#### PROMPT
Print the data exactly, leaving nothing out.

#### DATA
▬▬▬▬▬▬

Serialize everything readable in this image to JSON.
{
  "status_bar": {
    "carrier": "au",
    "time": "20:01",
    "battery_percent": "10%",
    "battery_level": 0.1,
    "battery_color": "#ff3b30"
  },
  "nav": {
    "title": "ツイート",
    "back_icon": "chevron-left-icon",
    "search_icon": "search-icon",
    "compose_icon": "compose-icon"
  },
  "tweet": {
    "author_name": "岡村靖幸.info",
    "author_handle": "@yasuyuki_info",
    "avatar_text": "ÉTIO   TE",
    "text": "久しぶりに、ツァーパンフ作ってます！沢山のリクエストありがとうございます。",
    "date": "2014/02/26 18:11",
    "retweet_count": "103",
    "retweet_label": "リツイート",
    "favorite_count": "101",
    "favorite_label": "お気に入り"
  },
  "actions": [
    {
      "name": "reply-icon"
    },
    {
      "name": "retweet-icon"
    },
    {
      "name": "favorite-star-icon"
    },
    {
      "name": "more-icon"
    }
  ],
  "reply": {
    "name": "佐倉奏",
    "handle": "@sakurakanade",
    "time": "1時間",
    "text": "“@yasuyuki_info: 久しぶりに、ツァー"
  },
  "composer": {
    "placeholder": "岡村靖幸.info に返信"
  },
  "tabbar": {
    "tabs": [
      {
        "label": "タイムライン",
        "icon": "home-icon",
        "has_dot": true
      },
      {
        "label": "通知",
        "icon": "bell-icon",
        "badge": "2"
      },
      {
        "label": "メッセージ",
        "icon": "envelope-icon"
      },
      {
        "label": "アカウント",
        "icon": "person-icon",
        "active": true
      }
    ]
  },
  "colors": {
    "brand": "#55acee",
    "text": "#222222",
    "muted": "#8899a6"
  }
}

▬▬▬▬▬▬

#### SOLUTION TO THE PROBLEM
Serialize everything readable in this image to JSON.
{
  "status_bar": {
    "carrier": "au",
    "time": "20:01",
    "battery_percent": "10%",
    "battery_level": 0.1,
    "battery_color": "#ff3b30"
  },
  "nav": {
    "title": "ツイート",
    "back_icon": "chevron-left-icon",
    "search_icon": "search-icon",
    "compose_icon": "compose-icon"
  },
  "tweet": {
    "author_name": "岡村靖幸.info",
    "author_handle": "@yasuyuki_info",
    "avatar_text": "ÉTIO   TE",
    "text": "久しぶりに、ツァーパンフ作ってます！沢山のリクエストありがとうございます。",
    "date": "2014/02/26 18:11",
    "retweet_count": "103",
    "retweet_label": "リツイート",
    "favorite_count": "101",
    "favorite_label": "お気に入り"
  },
  "actions": [
    {
      "name": "reply-icon"
    },
    {
      "name": "retweet-icon"
    },
    {
      "name": "favorite-star-icon"
    },
    {
      "name": "more-icon"
    }
  ],
  "reply": {
    "name": "佐倉奏",
    "handle": "@sakurakanade",
    "time": "1時間",
    "text": "“@yasuyuki_info: 久しぶりに、ツァー"
  },
  "composer": {
    "placeholder": "岡村靖幸.info に返信"
  },
  "tabbar": {
    "tabs": [
      {
        "label": "タイムライン",
        "icon": "home-icon",
        "has_dot": true
      },
      {
        "label": "通知",
        "icon": "bell-icon",
        "badge": "2"
      },
      {
        "label": "メッセージ",
        "icon": "envelope-icon"
      },
      {
        "label": "アカウント",
        "icon": "person-icon",
        "active": true
      }
    ]
  },
  "colors": {
    "brand": "#55acee",
    "text": "#222222",
    "muted": "#8899a6"
  }
}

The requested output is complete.